New York City reopens the Brooklyn Navy Yard as an industrial park managed by a nonprofit organization called Commerce Labor and Industry in the County of Kings (CLICK). The largest tenant, Seatrain Shipbuilding, lays off 3,250 workers in 1975. Brooklyn House Representatives Shirley Chisholm and Fred Richmond obtain Congressional loans totaling $40 million to retain vital jobs but, in 1979, Seatrain closes. Mayor Koch replaces CLICK in 1981 with the Brooklyn Navy Yard Development Corporation.
Following the closures of two major maritime tenants and catastrophic job loss, BNYDC management begins to diversify its tenant base. Large spaces are carved up to accommodate small industrial enterprises that reflect the diversity, energy and creativity of the community.
Success & Growth

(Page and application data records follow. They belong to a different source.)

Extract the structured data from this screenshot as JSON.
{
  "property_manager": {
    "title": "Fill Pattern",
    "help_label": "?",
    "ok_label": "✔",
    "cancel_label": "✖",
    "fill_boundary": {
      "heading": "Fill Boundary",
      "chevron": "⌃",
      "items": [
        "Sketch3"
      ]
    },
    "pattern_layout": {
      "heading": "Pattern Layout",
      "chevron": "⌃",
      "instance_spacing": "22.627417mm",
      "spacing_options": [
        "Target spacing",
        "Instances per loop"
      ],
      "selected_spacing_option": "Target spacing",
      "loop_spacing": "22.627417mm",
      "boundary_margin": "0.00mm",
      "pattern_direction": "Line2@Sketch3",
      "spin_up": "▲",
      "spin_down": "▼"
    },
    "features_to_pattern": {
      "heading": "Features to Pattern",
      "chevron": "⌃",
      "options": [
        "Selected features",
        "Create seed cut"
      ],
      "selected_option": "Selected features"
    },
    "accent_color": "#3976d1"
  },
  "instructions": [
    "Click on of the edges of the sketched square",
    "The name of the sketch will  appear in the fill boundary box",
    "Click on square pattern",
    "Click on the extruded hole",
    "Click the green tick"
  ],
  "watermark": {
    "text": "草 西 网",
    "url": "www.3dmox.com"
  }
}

Diversification leads to 98% occupancy with over 200 small to midsized businesses employing 3,000 people. BNYDC’s Employment Center is expanded, a Summer Youth Program is established, and a shuttle service to the subways is launched to provide better access and encourage use of mass transit.
Expansion for the New Millennium
The City of New York takes note of BNYDC’s success and funds major upgrades to Yard’s basic infrastructure, some of it dating to the Civil War era. Businesses grow to 275 with nearly 6,000 employees. BNYDC undertakes sustainability initiatives to support a rapidly growing cluster of green manufacturers and to be a good neighbor to surrounding communities. The largest Yard expansion since WWII is underway.
Steiner Studios Opens
The 310,000-square-foot facility is the largest and most sophisticated studio complex outside of Hollywood, offering five soundstages and state-of-the-art film and television production facilities. In 2010, Steiner Studios begins major expansion to double in size, constructing five new sound stages and adaptively reusing the former Navy Applied Science Laboratory. A partnership with Brooklyn College will introduce the nation’s first affordable film school at an active studio lot.
BNYDC finances the nation’s first multi-story, multi-tenanted green industrial building and installs nation’s first wind/solar street lamps, designed by Navy Yard tenant Duggal Eco-Solutions.
Twelve new buildings in design or construction include Duggal’s “Green House” an adaptive reuse of a low-employment warehouse in the Yard into a high-employment sustainable design center; and, the adaptive reuse of a 220,000 square foot former Machine Shop as the Green Manufacturing Center.
BLDG 92 Opens
BNYDC opens BLDG 92--an exhibition, visitor and employment center--to promote Yard tenants, provide enhanced job placement services for the community and celebrate the Yard’s rich history.